The Tynecastle side are down to the bare bones in most positions, but Locke has been able to rotate King and David Smith so far this season, while 18-year-old fringe man Sam Nicholson also moved into contention for increased involvement with a scintillating performance for the Under-20s in last night’s 2-2 draw with Hibs.

King is considered one of the top young talents at Riccarton, while he was described last week as one of the best finishers at the club by none other than legendary Hearts striker John Robertson, who has been helping out with coaching.

Locke admits the 19-year-old would do his bid for a more regular starting berth no harm at all if he started putting his shooting ability to use on a more often on a match day.

“If somebody of Robbo’s ilk is saying that he’s one of the best finishers at the club, then that speaks volumes,” said the manager. “I watch Billy every day and he is a fantastic finisher with both feet. That’s one of the things we’re trying to add to his game. I’d like to see him shoot a bit more because he tends to try and pass it in positions where we’d rather he had a shot. He’s a fantastic talent and hopefully he’ll become a Hearts great in years to come.”

Smith, 20, has started three of Hearts’ six league matches this season, while King has started two, including the most recent game against Celtic, while both have been regulars off the bench. Having not yet had the same first-team exposure that the likes of Jason Holt, Jamie Walker and Kevin McHattie enjoyed last season, Locke expects them both to improve as the season goes on.

“Billy and David are still probably trying to get up to speed with the demands of playing in the first team, but it’s probably the one area of the pitch where we can afford to change things a wee bit,” he said. “They’re both young lads, so you’re going to get indifferent performances from them. I’d like to see one or two of them putting up consistent performances week in, week out so I don’t need to change things every week, but they’re young and still learning the game.

“It’s a difficult shift in that position, having to get up and down the pitch.
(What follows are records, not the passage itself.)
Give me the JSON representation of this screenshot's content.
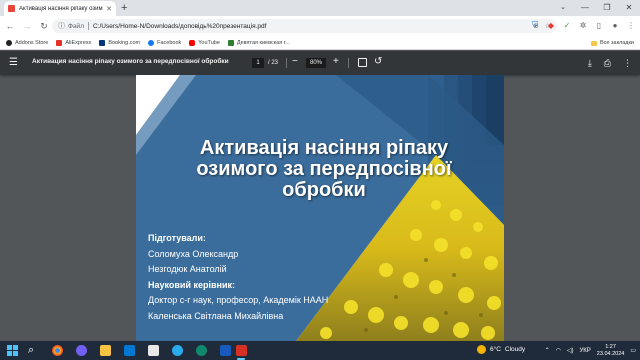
{
  "browser": {
    "tab_title": "Активація насіння ріпаку озим",
    "new_tab": "+",
    "url_scheme": "Файл",
    "url": "C:/Users/Home-N/Downloads/доповідь%20презентація.pdf"
  },
  "bookmarks": {
    "items": [
      {
        "label": "Addons Store",
        "color": "#222222"
      },
      {
        "label": "AliExpress",
        "color": "#e43225"
      },
      {
        "label": "Booking.com",
        "color": "#003580"
      },
      {
        "label": "Facebook",
        "color": "#1877f2"
      },
      {
        "label": "YouTube",
        "color": "#ff0000"
      },
      {
        "label": "Девятая киевская г...",
        "color": "#2e7d32"
      }
    ],
    "all_label": "Все закладки"
  },
  "pdf": {
    "title": "Активация насіння ріпаку озимого за передпосівної обробки",
    "page_current": "1",
    "page_total": "/ 23",
    "zoom": "80%"
  },
  "slide": {
    "title": "Активація насіння ріпаку озимого за передпосівної обробки",
    "prepared_label": "Підготували:",
    "authors": [
      "Соломуха Олександр",
      "Незгодюк Анатолій"
    ],
    "supervisor_label": "Науковий керівник:",
    "supervisor_title": "Доктор с-г наук, професор, Академік НААН",
    "supervisor_name": "Каленська Світлана Михайлівна"
  },
  "taskbar": {
    "temperature": "6°C",
    "weather": "Cloudy",
    "language": "УКР",
    "time": "1:27",
    "date": "23.04.2024"
  }
}
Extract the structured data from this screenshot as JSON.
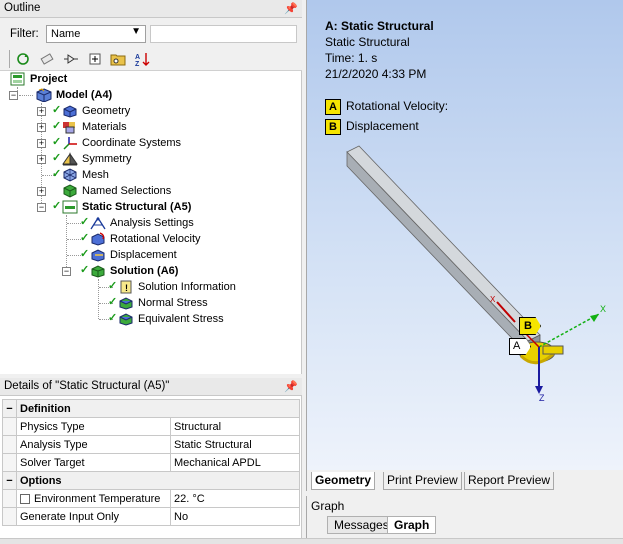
{
  "outline": {
    "title": "Outline",
    "filter_label": "Filter:",
    "filter_value": "Name",
    "filter_text": "",
    "toolbar_icons": [
      "refresh-icon",
      "eraser-icon",
      "connect-icon",
      "expand-icon",
      "folder-icon",
      "sort-icon"
    ],
    "tree": {
      "project": "Project",
      "model": "Model (A4)",
      "geometry": "Geometry",
      "materials": "Materials",
      "coordinate_systems": "Coordinate Systems",
      "symmetry": "Symmetry",
      "mesh": "Mesh",
      "named_selections": "Named Selections",
      "static_structural": "Static Structural (A5)",
      "analysis_settings": "Analysis Settings",
      "rotational_velocity": "Rotational Velocity",
      "displacement": "Displacement",
      "solution": "Solution (A6)",
      "solution_information": "Solution Information",
      "normal_stress": "Normal Stress",
      "equivalent_stress": "Equivalent Stress"
    }
  },
  "details": {
    "title": "Details of \"Static Structural (A5)\"",
    "definition_label": "Definition",
    "physics_type_label": "Physics Type",
    "physics_type_value": "Structural",
    "analysis_type_label": "Analysis Type",
    "analysis_type_value": "Static Structural",
    "solver_target_label": "Solver Target",
    "solver_target_value": "Mechanical APDL",
    "options_label": "Options",
    "env_temp_label": "Environment Temperature",
    "env_temp_value": "22. °C",
    "gen_input_label": "Generate Input Only",
    "gen_input_value": "No"
  },
  "viewport": {
    "title": "A: Static Structural",
    "subtitle": "Static Structural",
    "time": "Time: 1. s",
    "date": "21/2/2020 4:33 PM",
    "legend": [
      {
        "key": "A",
        "label": "Rotational Velocity:"
      },
      {
        "key": "B",
        "label": "Displacement"
      }
    ],
    "label_a": "A",
    "label_b": "B",
    "axis_x": "X",
    "axis_z": "Z",
    "axis_x2": "X"
  },
  "view_tabs": {
    "geometry": "Geometry",
    "print_preview": "Print Preview",
    "report_preview": "Report Preview"
  },
  "graph": {
    "title": "Graph",
    "messages": "Messages",
    "graph": "Graph"
  },
  "colors": {
    "legend_yellow": "#f5e400",
    "check_green": "#1a9a1a",
    "viewport_top": "#b0c8ec",
    "viewport_bottom": "#eef3fb"
  }
}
We’re working hard with them and trying to get them working a bit harder when we’ve not got the ball because I think everyone can see that, with the ball, they’ve both got qualities. It’s without the ball that they’ve maybe still got a bit to learn.”